While that important affair was enlisting all our sympathies, and while they were expecting in Venice a letter stating the effect of the Pope's recommendation, I was the hero of a comic adventure which, for the sake of my readers, must not pass unnoticed.
At the beginning of April I was entirely cured of my last misfortune. I had recovered all my usual vigour, and I accompanied my converter to church every day, never missing a sermon. We likewise spent the evening together at the cafe, where we generally met a great many officers. There was among them a Provencal who amused everybody with his boasting and with the recital of the military exploits by which he pretended to have distinguished himself in the service of several countries, and principally in Spain. As he was truly a source of amusement, everybody pretended to believe him in order to keep up the game. One day as I was staring at him, he asked me whether I knew him.
"By George, sir!"--I exclaimed, "know you! Why, did we not fight side by side at the battle of Arbela?"
At those words everybody burst out laughing, but the boaster, nothing daunted, said, with animation,
"Well, gentlemen, I do not see anything so very laughable in that. I was at that battle, and therefore this gentleman might very well have remarked me; in fact, I think I can recollect him."
And, continuing to speak to me, he named the regiment in which we were brother officers. Of course we embraced one another, congratulating each other upon the pleasure we both felt in meeting again in Parma. After that truly comic joke I left the coffee-room in the company of my inseparable preacher.
The next morning, as I was at breakfast with De la Haye, the boasting Provencal entered my room without taking off his hat, and said,
"M. d'Arbela, I have something of importance to tell you; make haste and follow me. If you are afraid, you may take anyone you please with you. I am good for half a dozen men."
I left my chair, seized my pistols, and aimed at him.
"No one," I said, with decision, "has the right to come and disturb me in my room; be off this minute, or I blow your brains out."
The fellow, drawing his sword, dared me to murder him, but at the same moment De la Haye threw himself between us, stamping violently on the floor. The landlord came up, and threatened the officer to send for the police if he did not withdraw immediately.
He went away, saying that I had insulted him in public, and that he would take care that the reparation I owed him should be as public as the insult.
When he had gone, seeing that the affair might take a tragic turn, I began to examine with De la Haye how it could be avoided, but we had not long to puzzle our imagination, for in less than half an hour an officer of the Infante of Parma presented himself, and requested me to repair immediately to head-quarters, where M. de Bertolan, Commander of Parma, wanted to speak to me.
I asked De la Haye to accompany me as a witness of what I had said in the coffee-room as well as of what had taken place in my apartment.
I presented myself before the commander, whom I found surrounded by several officers, and, among them, the bragging Provencal.
M. de Bertolan, who was a witty man, smiled when he saw me; then, with a very serious countenance, he said to me,

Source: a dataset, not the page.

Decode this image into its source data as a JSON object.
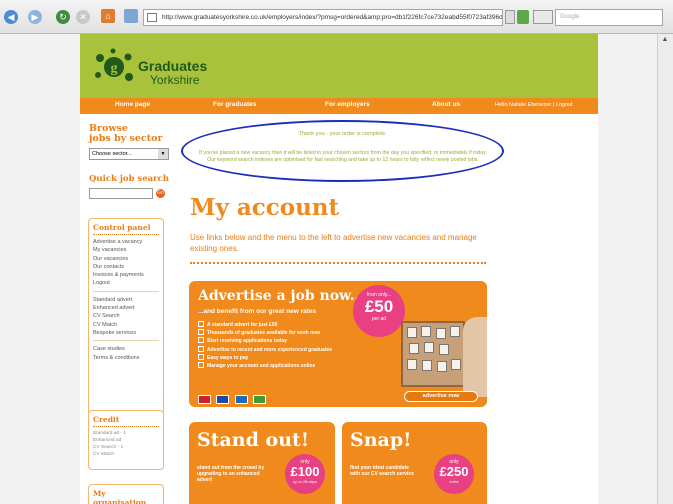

"Sir, as you have made a laughing-stock of this officer in a public place, it is but right that you should give him publicly the satisfaction which he claims, and as commander of this city I find myself bound in duty to ask you for that satisfaction in order to settle the affair amicably."
"Commander," I answered, "I do not see why a satisfaction should be offered to this gentleman, for it is not true that I have insulted him by turning him into ridicule. I told him that I had seen him at the battle of Arbela, and I could not have any doubt about it when he said that he had been present at that battle, and that he knew me again."
"Yes," interrupted the officer, "but I heard Rodela and not Arbela, and everybody knows that I fought at Rodela. But you said Arbela, and certainly with the intention of laughing at me, since that battle has been fought more than two thousand years ago, while the battle of Rodela in Africa took place in our time, and I was there under the orders of the Duke de Mortemar."
"In the first place, sir, you have no right to judge of my intentions, but I do not dispute your having been present at Rodela, since you say so; but in that case the tables are turned, and now I demand a reparation from you if you dare discredit my having been at Arbela. I certainly did not serve under the Duke de Mortemar, because he was not there, at least to my knowledge, but I was aid-de- camp of Parmenion, and I was wounded under his eyes. If you were to ask me to shew you the scar, I could not satisfy you, for you must understand that the body I had at that time does not exist any longer, and in my present bodily envelope I am only twenty-three years old."
"All this seems to me sheer madness, but, at all events, I have witnesses to prove that you have been laughing at me, for you stated that you had seen me at that battle, and, by the powers! it is not possible, because I was not there. At all events, I demand satisfaction."